179 views

Pronunciation of “compact” across English dialects, when used as different parts of speech

Googling suggests that compact has the stress on the last syllable when used as an adjective and on the first syllable when used as a noun. Is this common for all English dialects or are there ...
4
votes
1answer
194 views

Which dialects of English consider “would” to be a polite form of “will”?

My recent trip to India exposed me to many sentences using "would" as a polite substitute for "will", as in Please make sure to leave on time. The last bus would depart at 8PM. Thanks for ...
2
votes
1answer
108 views

The word “mine”: Anyone else use a velar nasal /maiŋ/ for “belongs to me” meaning, but still /main/ for “explosive”/“coal mine”?

I think I naturally distinguish these words: mine (ie "belongs to me") /maiŋ/ mine (ie "explosive" or "coal mine") /main/ I vaguely remember noticing this years ago, but I was only just reminded of ...
1
vote
1answer
77 views

American versus British collective nouns with plural verbs

"The group are all here." The British seem more inclined to use a plural verb ("are") in sentences like this than Americans are. At some time in the past it struck me that there are some singular ...
1
vote
1answer
78 views

What dialect or accent is Woishington?

My mother uses the pronunciation woish or worsh for wash, feesh for fish, and deleecious for delicious. What accent or dialect is this considered? She has lived her entire life in central Illinois. ...
2
votes
0answers
42 views

How to pronounce “digne” and “na”?

I looked up unproduced in the Oxford English Dictionary (OED)¹ and it gave an example quotation from the 1965 edition of John Ireland's 1490 compendium The Meroure of Wyssdome ("The Mirror of ...
0
votes
0answers
63 views

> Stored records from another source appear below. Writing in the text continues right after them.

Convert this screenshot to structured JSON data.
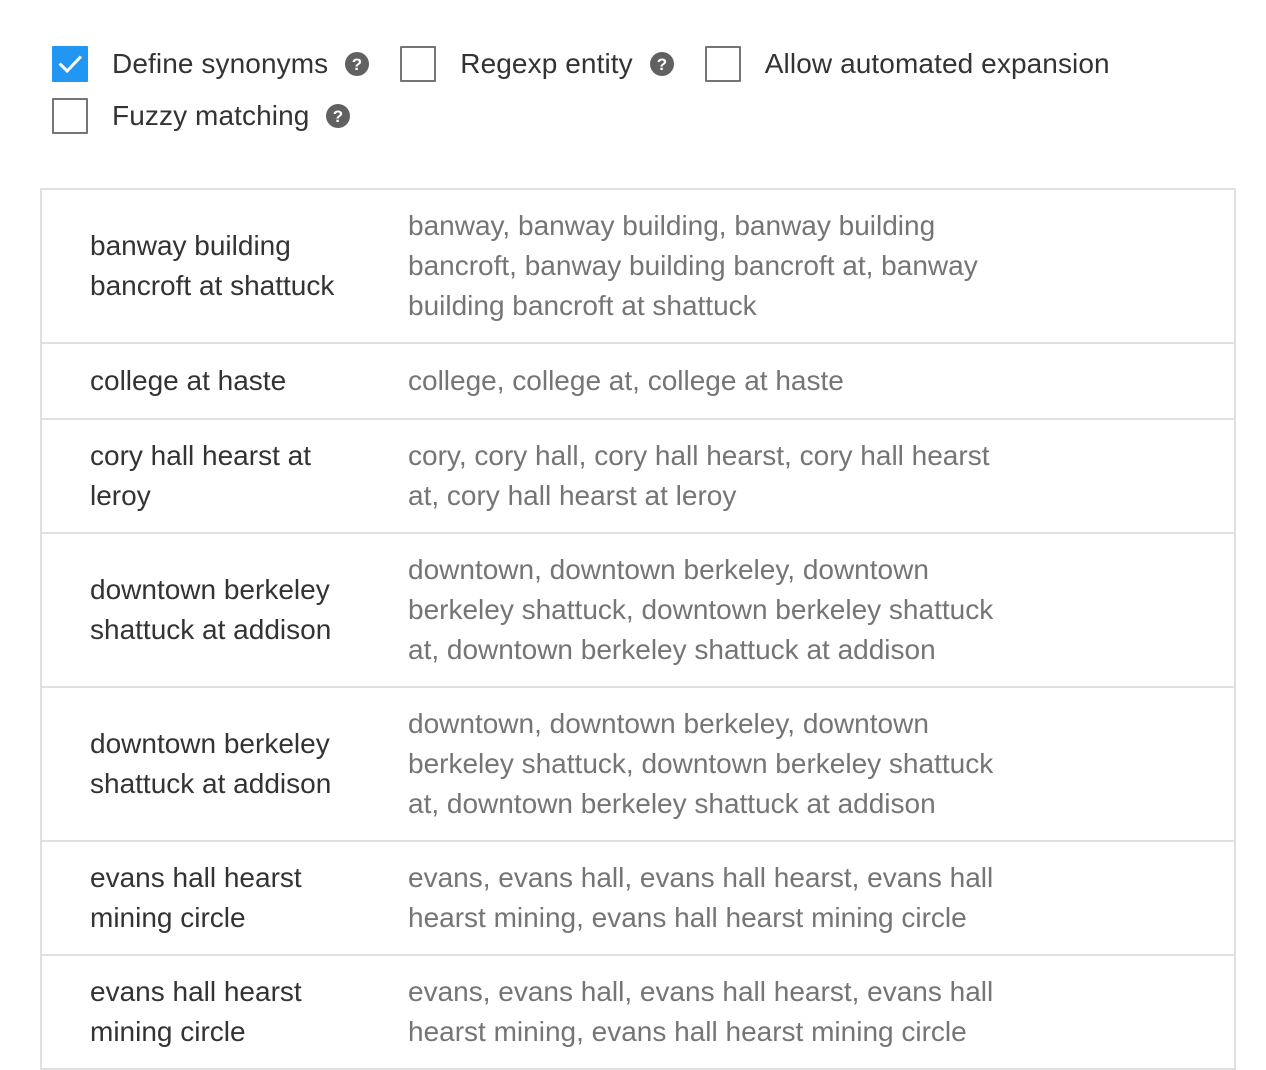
{
  "options": {
    "define_synonyms": {
      "label": "Define synonyms",
      "checked": true
    },
    "regexp_entity": {
      "label": "Regexp entity",
      "checked": false
    },
    "allow_automated_expansion": {
      "label": "Allow automated expansion",
      "checked": false
    },
    "fuzzy_matching": {
      "label": "Fuzzy matching",
      "checked": false
    }
  },
  "colors": {
    "accent": "#2196f3",
    "border": "#e0e0e0",
    "text": "#333333",
    "muted": "#757575"
  },
  "entries": [
    {
      "value": "banway building bancroft at shattuck",
      "synonyms": "banway, banway building, banway building bancroft, banway building bancroft at, banway building bancroft at shattuck"
    },
    {
      "value": "college at haste",
      "synonyms": "college, college at, college at haste"
    },
    {
      "value": "cory hall hearst at leroy",
      "synonyms": "cory, cory hall, cory hall hearst, cory hall hearst at, cory hall hearst at leroy"
    },
    {
      "value": "downtown berkeley shattuck at addison",
      "synonyms": "downtown, downtown berkeley, downtown berkeley shattuck, downtown berkeley shattuck at, downtown berkeley shattuck at addison"
    },
    {
      "value": "downtown berkeley shattuck at addison",
      "synonyms": "downtown, downtown berkeley, downtown berkeley shattuck, downtown berkeley shattuck at, downtown berkeley shattuck at addison"
    },
    {
      "value": "evans hall hearst mining circle",
      "synonyms": "evans, evans hall, evans hall hearst, evans hall hearst mining, evans hall hearst mining circle"
    },
    {
      "value": "evans hall hearst mining circle",
      "synonyms": "evans, evans hall, evans hall hearst, evans hall hearst mining, evans hall hearst mining circle"
    }
  ]
}
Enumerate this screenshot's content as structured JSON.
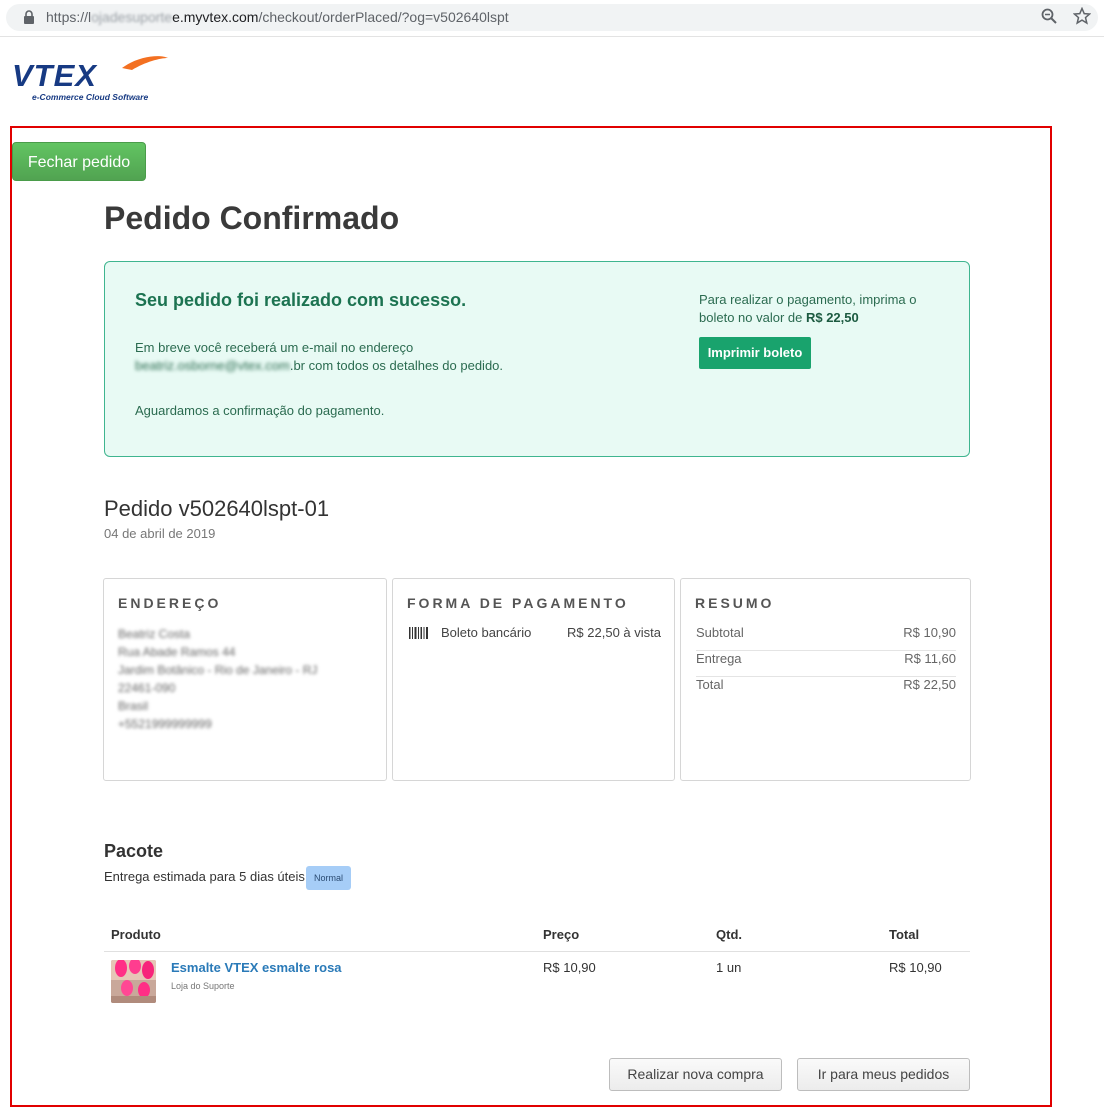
{
  "browser": {
    "url_prefix": "https://l",
    "url_blurred": "ojadesuporte",
    "url_domain": "e.myvtex.com",
    "url_path": "/checkout/orderPlaced/?og=v502640lspt"
  },
  "logo": {
    "brand": "VTEX",
    "tagline": "e-Commerce Cloud Software"
  },
  "close_button": "Fechar pedido",
  "page_title": "Pedido Confirmado",
  "success": {
    "heading": "Seu pedido foi realizado com sucesso.",
    "email_before": "Em breve você receberá um e-mail no endereço ",
    "email_blurred": "beatriz.osborne@vtex.com",
    "email_after": ".br com todos os detalhes do pedido.",
    "awaiting": "Aguardamos a confirmação do pagamento.",
    "pay_text": "Para realizar o pagamento, imprima o boleto no valor de ",
    "pay_amount": "R$ 22,50",
    "print_button": "Imprimir boleto"
  },
  "order": {
    "id": "Pedido v502640lspt-01",
    "date": "04 de abril de 2019"
  },
  "address": {
    "title": "ENDEREÇO",
    "lines": [
      "Beatriz Costa",
      "Rua Abade Ramos 44",
      "Jardim Botânico - Rio de Janeiro - RJ",
      "22461-090",
      "Brasil",
      "+5521999999999"
    ]
  },
  "payment": {
    "title": "FORMA DE PAGAMENTO",
    "method": "Boleto bancário",
    "amount": "R$ 22,50 à vista"
  },
  "summary": {
    "title": "RESUMO",
    "rows": [
      {
        "label": "Subtotal",
        "value": "R$ 10,90"
      },
      {
        "label": "Entrega",
        "value": "R$ 11,60"
      },
      {
        "label": "Total",
        "value": "R$ 22,50"
      }
    ]
  },
  "package": {
    "title": "Pacote",
    "estimate": "Entrega estimada para 5 dias úteis",
    "badge": "Normal"
  },
  "table": {
    "headers": {
      "product": "Produto",
      "price": "Preço",
      "qty": "Qtd.",
      "total": "Total"
    },
    "rows": [
      {
        "name": "Esmalte VTEX esmalte rosa",
        "seller": "Loja do Suporte",
        "price": "R$ 10,90",
        "qty": "1 un",
        "total": "R$ 10,90"
      }
    ]
  },
  "actions": {
    "new_purchase": "Realizar nova compra",
    "my_orders": "Ir para meus pedidos"
  },
  "colors": {
    "highlight_frame": "#e10000",
    "success_bg": "#e8faf4",
    "success_border": "#3fb58f",
    "primary_green": "#19a36d",
    "close_green": "#5cb85c",
    "link_blue": "#2a7ab8"
  }
}
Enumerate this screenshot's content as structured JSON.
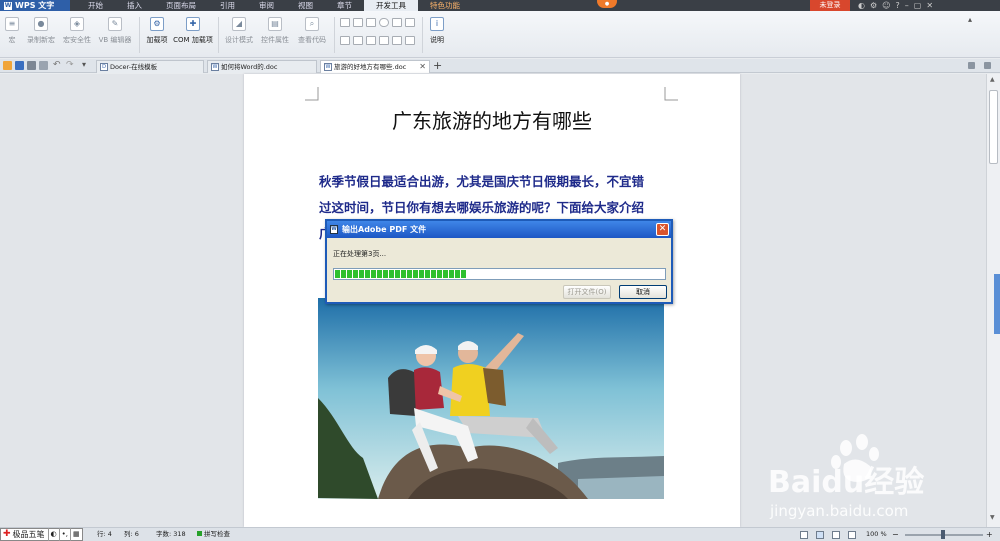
{
  "menubar": {
    "app_name": "WPS 文字",
    "tabs": [
      "开始",
      "插入",
      "页面布局",
      "引用",
      "审阅",
      "视图",
      "章节",
      "开发工具",
      "特色功能"
    ],
    "active_tab": "开发工具",
    "login_label": "未登录"
  },
  "ribbon": {
    "buttons": [
      "宏",
      "录制新宏",
      "宏安全性",
      "VB 编辑器",
      "加载项",
      "COM 加载项",
      "设计模式",
      "控件属性",
      "查看代码",
      "说明"
    ]
  },
  "tabs": [
    {
      "label": "Docer-在线模板",
      "active": false
    },
    {
      "label": "如何将Word的.doc",
      "active": false
    },
    {
      "label": "旅游的好地方有哪些.doc",
      "active": true
    }
  ],
  "document": {
    "title": "广东旅游的地方有哪些",
    "line1": "秋季节假日最适合出游，尤其是国庆节日假期最长，不宜错",
    "line2": "过这时间，节日你有想去哪娱乐旅游的呢？下面给大家介绍",
    "line3_visible": "广"
  },
  "dialog": {
    "title": "输出Adobe PDF 文件",
    "status": "正在处理第3页...",
    "progress": 0.4,
    "open_file_label": "打开文件(O)",
    "cancel_label": "取消"
  },
  "statusbar": {
    "ime_name": "极品五笔",
    "row_label": "行: 4",
    "col_label": "列: 6",
    "word_count_label": "字数: 318",
    "spell_check_label": "拼写检查",
    "zoom_label": "100 %"
  },
  "watermark": {
    "brand": "Baidu经验",
    "url": "jingyan.baidu.com"
  },
  "colors": {
    "accent": "#2e5fa8",
    "doc_text": "#1e2a8a",
    "progress": "#2ec02e",
    "dialog_title": "#1d57c4"
  }
}
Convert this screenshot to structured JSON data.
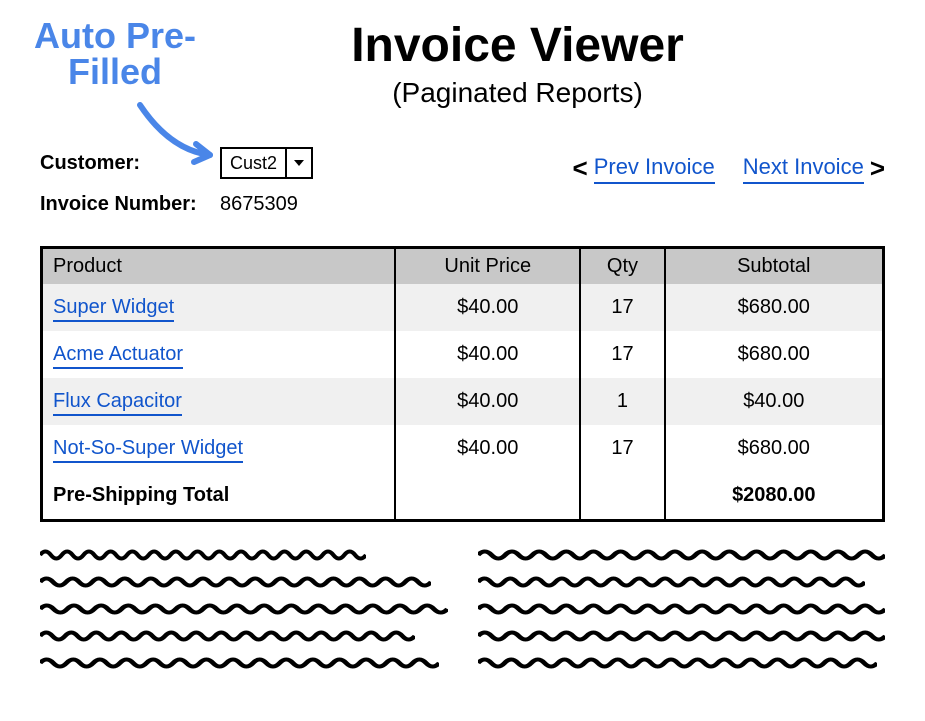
{
  "annotation": {
    "line1": "Auto Pre-",
    "line2": "Filled"
  },
  "title": "Invoice Viewer",
  "subtitle": "(Paginated Reports)",
  "labels": {
    "customer": "Customer:",
    "invoice_number": "Invoice Number:"
  },
  "customer": {
    "selected": "Cust2"
  },
  "invoice_number": "8675309",
  "pager": {
    "prev": "Prev Invoice",
    "next": "Next Invoice"
  },
  "table": {
    "headers": {
      "product": "Product",
      "unit_price": "Unit Price",
      "qty": "Qty",
      "subtotal": "Subtotal"
    },
    "rows": [
      {
        "product": "Super Widget",
        "unit_price": "$40.00",
        "qty": "17",
        "subtotal": "$680.00"
      },
      {
        "product": "Acme Actuator",
        "unit_price": "$40.00",
        "qty": "17",
        "subtotal": "$680.00"
      },
      {
        "product": "Flux Capacitor",
        "unit_price": "$40.00",
        "qty": "1",
        "subtotal": "$40.00"
      },
      {
        "product": "Not-So-Super Widget",
        "unit_price": "$40.00",
        "qty": "17",
        "subtotal": "$680.00"
      }
    ],
    "total": {
      "label": "Pre-Shipping Total",
      "value": "$2080.00"
    }
  }
}
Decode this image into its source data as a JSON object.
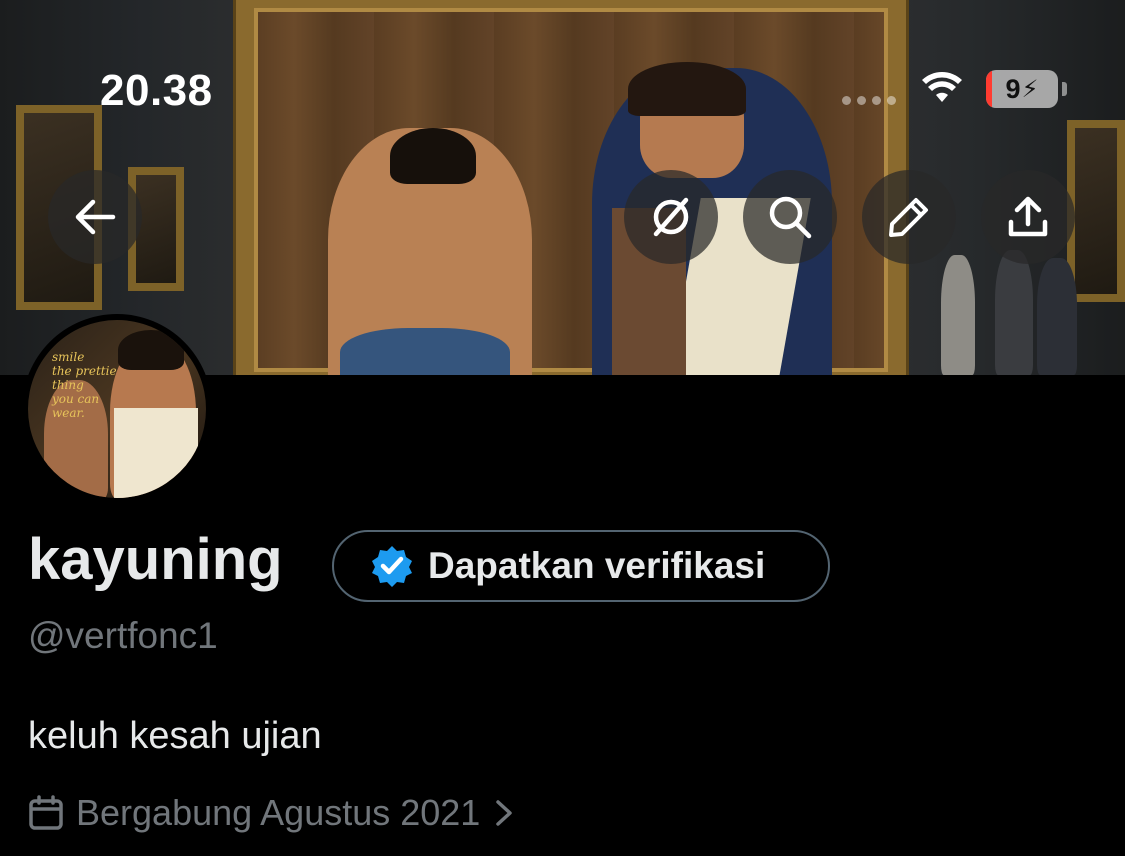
{
  "status_bar": {
    "time": "20.38",
    "battery_level": "9",
    "charging": true,
    "wifi_icon": "wifi-icon"
  },
  "header": {
    "back_icon": "arrow-left-icon",
    "actions": [
      {
        "name": "no-notifications",
        "icon": "slashed-circle-icon"
      },
      {
        "name": "search",
        "icon": "search-icon"
      },
      {
        "name": "edit",
        "icon": "pencil-icon"
      },
      {
        "name": "share",
        "icon": "share-upload-icon"
      }
    ]
  },
  "profile": {
    "display_name": "kayuning",
    "verify_label": "Dapatkan verifikasi",
    "handle": "@vertfonc1",
    "bio": "keluh kesah ujian",
    "joined": "Bergabung Agustus 2021",
    "avatar_scrawl": [
      "smile",
      "the prettie",
      "thing",
      "you can",
      "wear."
    ]
  },
  "colors": {
    "background": "#000000",
    "text_primary": "#e7e9ea",
    "text_secondary": "#71767b",
    "verified_blue": "#1d9bf0",
    "border": "#536471",
    "battery_low": "#ff3b30"
  }
}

Is “more easy” correct is some dialects?

French here, learnt British English at school, now the Internet blurred my knowledge so I tend to mix British and American writing... :-) (was about to write I learned English...) I often see (and ...
0
votes
0answers
73 views

Regional pronunciation of “houndstooth” as “houndsooth”

I have always pronounced "houndstooth" as ˈhau̇n(d)z-ˌtüth , the exact same way I would pronounce the phrase "hound's tooth". Recently, I was told that the pronunciation should be "hound sooth", ...